### DATA EXTRACTS

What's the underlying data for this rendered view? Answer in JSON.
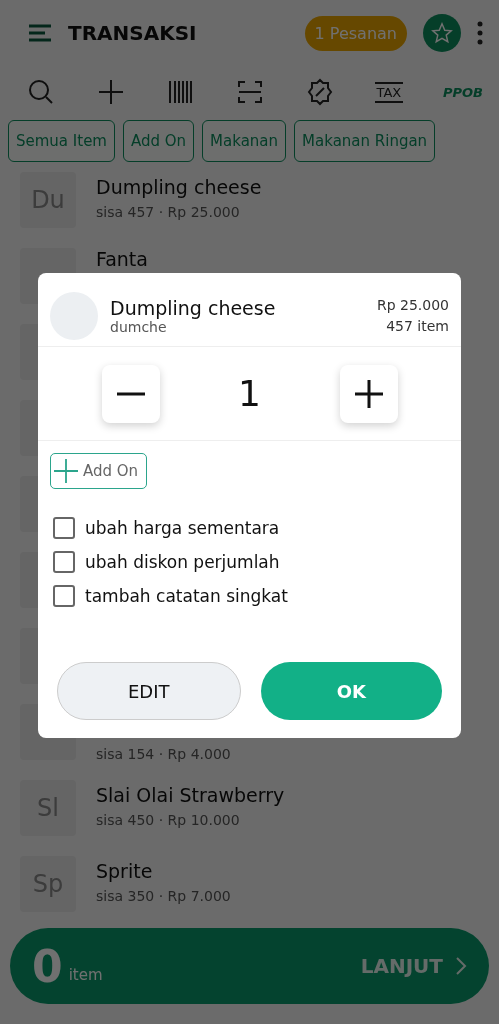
{
  "app_bar": {
    "title": "TRANSAKSI",
    "order_badge": "1 Pesanan"
  },
  "toolbar": [
    {
      "kind": "search"
    },
    {
      "kind": "add"
    },
    {
      "kind": "barcode"
    },
    {
      "kind": "scan"
    },
    {
      "kind": "discount"
    },
    {
      "kind": "tax",
      "label": "TAX"
    },
    {
      "kind": "ppob",
      "label": "PPOB"
    }
  ],
  "categories": [
    {
      "label": "Semua Item"
    },
    {
      "label": "Add On"
    },
    {
      "label": "Makanan"
    },
    {
      "label": "Makanan Ringan"
    }
  ],
  "products": [
    {
      "kind": "item",
      "avatar": "Du",
      "name": "Dumpling cheese",
      "detail": "sisa 457 · Rp 25.000"
    },
    {
      "kind": "item",
      "name": "Fanta"
    },
    {
      "kind": "item"
    },
    {
      "kind": "item"
    },
    {
      "kind": "item"
    },
    {
      "kind": "item"
    },
    {
      "kind": "item"
    },
    {
      "kind": "item",
      "detail": "sisa 154 · Rp 4.000"
    },
    {
      "kind": "item",
      "avatar": "Sl",
      "name": "Slai Olai Strawberry",
      "detail": "sisa 450 · Rp 10.000"
    },
    {
      "kind": "item",
      "avatar": "Sp",
      "name": "Sprite",
      "detail": "sisa 350 · Rp 7.000"
    }
  ],
  "bottom_bar": {
    "count": "0",
    "unit": "item",
    "action": "LANJUT"
  },
  "dialog": {
    "name": "Dumpling cheese",
    "code": "dumche",
    "price": "Rp 25.000",
    "stock": "457 item",
    "quantity": "1",
    "add_on": "Add On",
    "options": [
      {
        "label": "ubah harga sementara",
        "checked": false
      },
      {
        "label": "ubah diskon perjumlah",
        "checked": false
      },
      {
        "label": "tambah catatan singkat",
        "checked": false
      }
    ],
    "buttons": [
      {
        "kind": "secondary",
        "label": "EDIT"
      },
      {
        "kind": "primary",
        "label": "OK"
      }
    ]
  }
}
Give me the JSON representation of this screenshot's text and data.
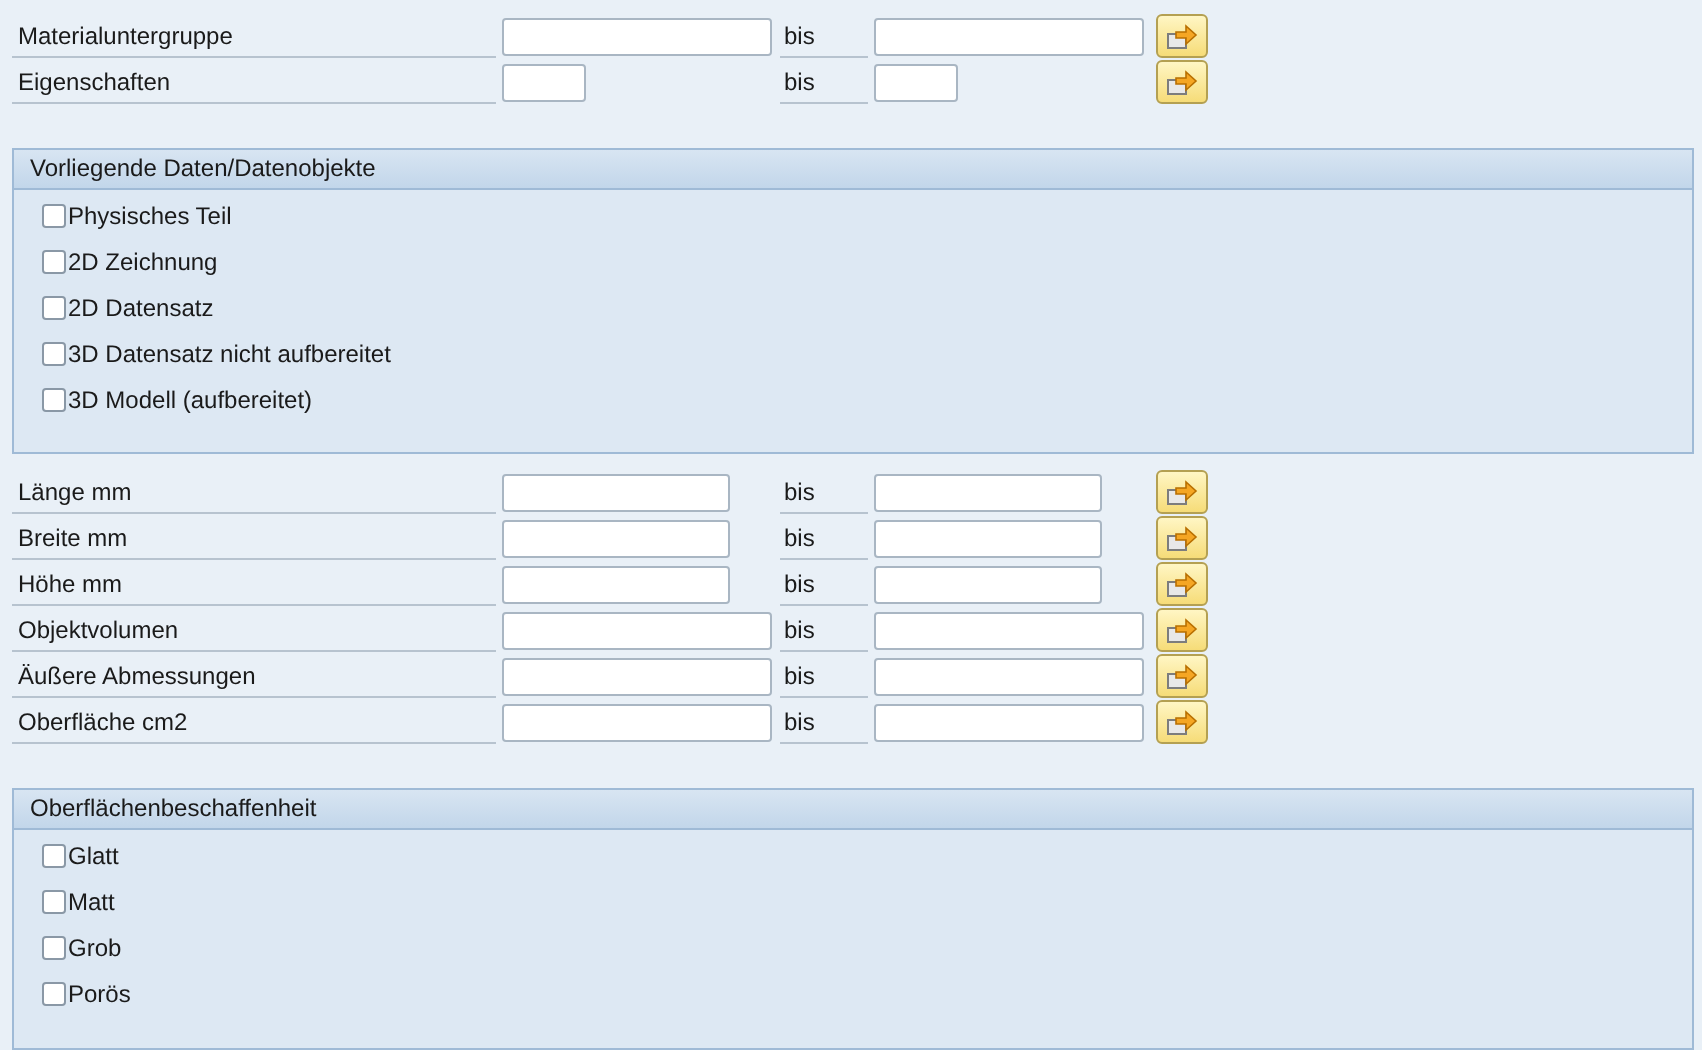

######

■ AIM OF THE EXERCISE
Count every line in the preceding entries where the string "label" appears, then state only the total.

■ ANSWER SPACE
11